For the word "your", return each line of the data in which it occurs.

#### EXTRACTED INFORMATION ####

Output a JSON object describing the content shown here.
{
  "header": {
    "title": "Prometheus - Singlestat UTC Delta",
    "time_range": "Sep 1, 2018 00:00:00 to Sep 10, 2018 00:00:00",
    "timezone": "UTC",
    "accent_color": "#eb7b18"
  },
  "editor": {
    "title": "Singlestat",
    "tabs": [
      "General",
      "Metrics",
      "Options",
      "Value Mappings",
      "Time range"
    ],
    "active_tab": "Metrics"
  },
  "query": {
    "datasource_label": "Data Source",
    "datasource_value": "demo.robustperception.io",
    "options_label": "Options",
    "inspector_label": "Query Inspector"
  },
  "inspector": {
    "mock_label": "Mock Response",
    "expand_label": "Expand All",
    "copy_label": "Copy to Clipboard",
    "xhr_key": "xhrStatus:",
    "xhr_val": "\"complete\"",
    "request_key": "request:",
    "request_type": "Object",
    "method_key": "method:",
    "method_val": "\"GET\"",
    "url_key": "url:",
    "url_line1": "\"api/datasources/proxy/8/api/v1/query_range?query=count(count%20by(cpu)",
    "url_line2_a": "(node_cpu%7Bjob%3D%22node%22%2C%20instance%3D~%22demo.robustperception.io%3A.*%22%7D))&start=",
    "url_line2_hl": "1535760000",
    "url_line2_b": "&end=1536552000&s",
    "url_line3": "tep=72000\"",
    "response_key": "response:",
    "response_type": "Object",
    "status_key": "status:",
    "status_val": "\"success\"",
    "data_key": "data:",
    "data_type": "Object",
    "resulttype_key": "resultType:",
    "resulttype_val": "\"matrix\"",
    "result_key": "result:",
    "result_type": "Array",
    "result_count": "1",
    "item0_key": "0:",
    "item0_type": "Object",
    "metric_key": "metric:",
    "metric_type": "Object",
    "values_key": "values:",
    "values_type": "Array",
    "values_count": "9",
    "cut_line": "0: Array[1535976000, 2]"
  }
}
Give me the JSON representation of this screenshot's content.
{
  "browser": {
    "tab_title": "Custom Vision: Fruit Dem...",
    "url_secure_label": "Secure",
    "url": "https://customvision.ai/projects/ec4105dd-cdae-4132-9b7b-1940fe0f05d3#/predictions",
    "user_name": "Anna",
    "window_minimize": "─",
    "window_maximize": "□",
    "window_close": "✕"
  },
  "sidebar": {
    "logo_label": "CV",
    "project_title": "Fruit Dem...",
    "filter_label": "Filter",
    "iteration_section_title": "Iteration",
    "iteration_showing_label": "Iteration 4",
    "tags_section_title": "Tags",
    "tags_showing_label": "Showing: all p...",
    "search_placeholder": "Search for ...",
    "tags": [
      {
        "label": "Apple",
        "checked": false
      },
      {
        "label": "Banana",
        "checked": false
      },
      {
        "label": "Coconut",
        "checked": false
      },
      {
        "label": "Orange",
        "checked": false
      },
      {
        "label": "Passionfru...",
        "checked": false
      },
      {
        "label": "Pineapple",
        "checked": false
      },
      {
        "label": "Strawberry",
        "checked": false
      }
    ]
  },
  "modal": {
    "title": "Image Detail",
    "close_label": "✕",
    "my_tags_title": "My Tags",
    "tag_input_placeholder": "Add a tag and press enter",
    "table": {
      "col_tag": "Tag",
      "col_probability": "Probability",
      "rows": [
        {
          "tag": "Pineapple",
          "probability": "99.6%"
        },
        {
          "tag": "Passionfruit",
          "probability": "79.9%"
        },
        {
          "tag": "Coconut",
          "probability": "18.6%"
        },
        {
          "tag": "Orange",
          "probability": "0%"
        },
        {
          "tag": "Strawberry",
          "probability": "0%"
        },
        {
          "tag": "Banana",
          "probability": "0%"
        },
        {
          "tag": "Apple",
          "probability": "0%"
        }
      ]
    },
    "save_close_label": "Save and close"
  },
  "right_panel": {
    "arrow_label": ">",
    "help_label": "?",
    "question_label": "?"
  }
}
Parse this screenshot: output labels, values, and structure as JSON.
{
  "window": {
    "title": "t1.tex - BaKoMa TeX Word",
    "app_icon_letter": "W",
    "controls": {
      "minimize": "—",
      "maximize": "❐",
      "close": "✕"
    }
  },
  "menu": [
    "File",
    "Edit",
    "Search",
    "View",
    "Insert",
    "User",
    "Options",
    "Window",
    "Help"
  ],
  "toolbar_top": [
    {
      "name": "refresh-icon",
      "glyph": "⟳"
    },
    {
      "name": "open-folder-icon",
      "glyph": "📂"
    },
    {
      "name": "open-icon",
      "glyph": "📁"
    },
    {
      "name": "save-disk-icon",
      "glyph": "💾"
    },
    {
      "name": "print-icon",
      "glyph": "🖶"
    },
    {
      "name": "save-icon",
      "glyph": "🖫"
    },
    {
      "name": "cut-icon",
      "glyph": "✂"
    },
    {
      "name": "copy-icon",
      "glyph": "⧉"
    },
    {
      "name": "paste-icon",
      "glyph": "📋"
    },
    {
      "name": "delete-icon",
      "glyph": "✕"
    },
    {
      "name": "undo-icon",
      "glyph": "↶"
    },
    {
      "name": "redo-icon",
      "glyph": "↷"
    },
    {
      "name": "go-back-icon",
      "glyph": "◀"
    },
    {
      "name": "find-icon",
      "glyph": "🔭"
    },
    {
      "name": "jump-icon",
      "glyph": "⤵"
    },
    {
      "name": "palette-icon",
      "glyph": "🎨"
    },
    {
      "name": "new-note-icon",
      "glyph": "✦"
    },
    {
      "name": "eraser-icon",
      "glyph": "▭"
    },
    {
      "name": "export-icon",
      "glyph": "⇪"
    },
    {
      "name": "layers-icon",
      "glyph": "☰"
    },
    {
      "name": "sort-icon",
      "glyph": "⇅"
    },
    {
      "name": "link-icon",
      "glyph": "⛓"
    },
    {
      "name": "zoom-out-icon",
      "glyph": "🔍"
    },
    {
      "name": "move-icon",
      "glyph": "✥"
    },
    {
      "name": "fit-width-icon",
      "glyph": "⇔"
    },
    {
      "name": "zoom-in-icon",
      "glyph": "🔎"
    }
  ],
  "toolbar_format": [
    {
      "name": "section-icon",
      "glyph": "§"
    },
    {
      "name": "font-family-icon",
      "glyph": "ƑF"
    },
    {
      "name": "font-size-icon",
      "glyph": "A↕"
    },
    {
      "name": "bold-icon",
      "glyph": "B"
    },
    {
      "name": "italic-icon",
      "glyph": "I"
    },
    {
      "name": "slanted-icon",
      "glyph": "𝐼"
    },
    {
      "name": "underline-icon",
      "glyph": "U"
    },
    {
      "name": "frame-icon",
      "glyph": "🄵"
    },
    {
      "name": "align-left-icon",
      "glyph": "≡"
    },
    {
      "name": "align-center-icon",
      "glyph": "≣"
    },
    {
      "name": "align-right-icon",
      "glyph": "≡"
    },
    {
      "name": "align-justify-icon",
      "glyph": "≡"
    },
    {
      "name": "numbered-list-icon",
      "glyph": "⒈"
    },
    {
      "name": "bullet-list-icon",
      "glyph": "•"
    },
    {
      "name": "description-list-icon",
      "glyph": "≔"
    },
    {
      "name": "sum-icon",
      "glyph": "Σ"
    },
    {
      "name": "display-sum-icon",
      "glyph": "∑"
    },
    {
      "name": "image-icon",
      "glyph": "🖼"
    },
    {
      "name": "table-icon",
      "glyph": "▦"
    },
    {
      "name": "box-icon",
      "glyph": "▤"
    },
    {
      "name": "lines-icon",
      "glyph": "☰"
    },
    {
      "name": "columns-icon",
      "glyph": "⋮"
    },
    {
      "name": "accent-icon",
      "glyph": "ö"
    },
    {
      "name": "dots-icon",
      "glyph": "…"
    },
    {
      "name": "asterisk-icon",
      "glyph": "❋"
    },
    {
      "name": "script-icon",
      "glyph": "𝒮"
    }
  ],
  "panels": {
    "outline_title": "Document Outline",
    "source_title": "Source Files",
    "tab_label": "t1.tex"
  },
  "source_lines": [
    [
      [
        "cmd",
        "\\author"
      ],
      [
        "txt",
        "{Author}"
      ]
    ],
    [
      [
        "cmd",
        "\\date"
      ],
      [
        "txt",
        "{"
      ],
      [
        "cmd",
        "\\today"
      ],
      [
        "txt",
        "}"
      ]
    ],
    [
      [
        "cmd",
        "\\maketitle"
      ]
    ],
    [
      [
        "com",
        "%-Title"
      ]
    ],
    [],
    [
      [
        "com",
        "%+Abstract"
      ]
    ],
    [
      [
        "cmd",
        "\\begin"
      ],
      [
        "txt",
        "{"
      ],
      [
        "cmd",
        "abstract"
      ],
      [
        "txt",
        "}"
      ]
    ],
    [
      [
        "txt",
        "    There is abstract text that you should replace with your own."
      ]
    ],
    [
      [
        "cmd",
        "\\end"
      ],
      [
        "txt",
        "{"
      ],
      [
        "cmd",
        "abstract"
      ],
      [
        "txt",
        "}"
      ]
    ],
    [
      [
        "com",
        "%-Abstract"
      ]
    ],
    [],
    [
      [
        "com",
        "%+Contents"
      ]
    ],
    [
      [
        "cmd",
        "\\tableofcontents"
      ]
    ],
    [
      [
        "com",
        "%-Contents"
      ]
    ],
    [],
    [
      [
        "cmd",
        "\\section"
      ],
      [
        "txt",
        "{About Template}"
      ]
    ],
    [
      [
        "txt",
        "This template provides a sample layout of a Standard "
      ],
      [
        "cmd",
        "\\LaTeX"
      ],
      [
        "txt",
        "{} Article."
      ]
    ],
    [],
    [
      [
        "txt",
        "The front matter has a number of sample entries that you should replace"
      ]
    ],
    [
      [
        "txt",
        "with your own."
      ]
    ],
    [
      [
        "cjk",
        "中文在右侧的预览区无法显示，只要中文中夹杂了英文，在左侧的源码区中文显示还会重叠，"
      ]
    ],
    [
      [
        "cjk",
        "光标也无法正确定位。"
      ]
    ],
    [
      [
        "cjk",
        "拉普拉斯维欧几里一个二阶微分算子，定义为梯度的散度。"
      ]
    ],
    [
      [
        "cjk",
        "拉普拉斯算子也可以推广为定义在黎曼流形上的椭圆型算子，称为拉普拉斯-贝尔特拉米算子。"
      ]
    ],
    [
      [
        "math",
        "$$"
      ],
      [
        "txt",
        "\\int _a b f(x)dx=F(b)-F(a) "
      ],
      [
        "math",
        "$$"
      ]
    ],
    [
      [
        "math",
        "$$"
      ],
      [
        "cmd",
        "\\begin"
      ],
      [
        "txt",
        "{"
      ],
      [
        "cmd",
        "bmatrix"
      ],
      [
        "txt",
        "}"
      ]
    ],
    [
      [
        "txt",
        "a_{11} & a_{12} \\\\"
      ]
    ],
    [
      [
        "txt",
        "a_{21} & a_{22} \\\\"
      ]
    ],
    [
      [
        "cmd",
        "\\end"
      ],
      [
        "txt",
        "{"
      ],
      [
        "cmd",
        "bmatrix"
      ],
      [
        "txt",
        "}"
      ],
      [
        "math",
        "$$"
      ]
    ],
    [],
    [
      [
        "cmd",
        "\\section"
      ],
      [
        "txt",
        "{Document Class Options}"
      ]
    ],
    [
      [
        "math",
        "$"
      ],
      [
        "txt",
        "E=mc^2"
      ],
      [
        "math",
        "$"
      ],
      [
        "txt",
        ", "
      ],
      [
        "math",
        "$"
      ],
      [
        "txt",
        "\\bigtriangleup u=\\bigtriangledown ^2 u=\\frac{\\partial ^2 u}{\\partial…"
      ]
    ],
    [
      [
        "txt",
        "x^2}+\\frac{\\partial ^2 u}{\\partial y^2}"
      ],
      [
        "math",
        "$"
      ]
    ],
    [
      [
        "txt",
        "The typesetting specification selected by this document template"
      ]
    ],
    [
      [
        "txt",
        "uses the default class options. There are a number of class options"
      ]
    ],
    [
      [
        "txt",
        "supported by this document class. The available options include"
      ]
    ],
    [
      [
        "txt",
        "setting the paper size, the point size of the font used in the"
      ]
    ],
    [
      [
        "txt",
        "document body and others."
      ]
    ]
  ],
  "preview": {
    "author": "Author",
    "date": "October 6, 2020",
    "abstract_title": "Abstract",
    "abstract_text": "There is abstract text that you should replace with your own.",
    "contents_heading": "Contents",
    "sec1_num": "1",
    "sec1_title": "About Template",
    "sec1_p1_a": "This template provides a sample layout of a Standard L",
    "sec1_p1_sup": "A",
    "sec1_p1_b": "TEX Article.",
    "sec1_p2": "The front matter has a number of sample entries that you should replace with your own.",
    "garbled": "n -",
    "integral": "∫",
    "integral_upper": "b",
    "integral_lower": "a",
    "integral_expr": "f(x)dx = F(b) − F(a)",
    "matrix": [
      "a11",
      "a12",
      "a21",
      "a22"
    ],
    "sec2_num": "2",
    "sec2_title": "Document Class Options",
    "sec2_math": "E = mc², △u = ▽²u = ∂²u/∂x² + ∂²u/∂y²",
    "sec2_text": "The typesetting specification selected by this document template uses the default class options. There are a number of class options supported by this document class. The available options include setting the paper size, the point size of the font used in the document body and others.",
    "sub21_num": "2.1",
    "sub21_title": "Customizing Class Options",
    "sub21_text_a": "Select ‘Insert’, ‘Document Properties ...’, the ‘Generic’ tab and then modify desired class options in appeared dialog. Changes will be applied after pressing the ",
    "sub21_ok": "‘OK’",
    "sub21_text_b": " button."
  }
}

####

■ **RESPONSE TO THIS EXERCISE**
        "    There is abstract text that you should replace with your own."
        "with your own."
    "abstract_text": "There is abstract text that you should replace with your own.",
    "sec1_p2": "The front matter has a number of sample entries that you should replace with your own.",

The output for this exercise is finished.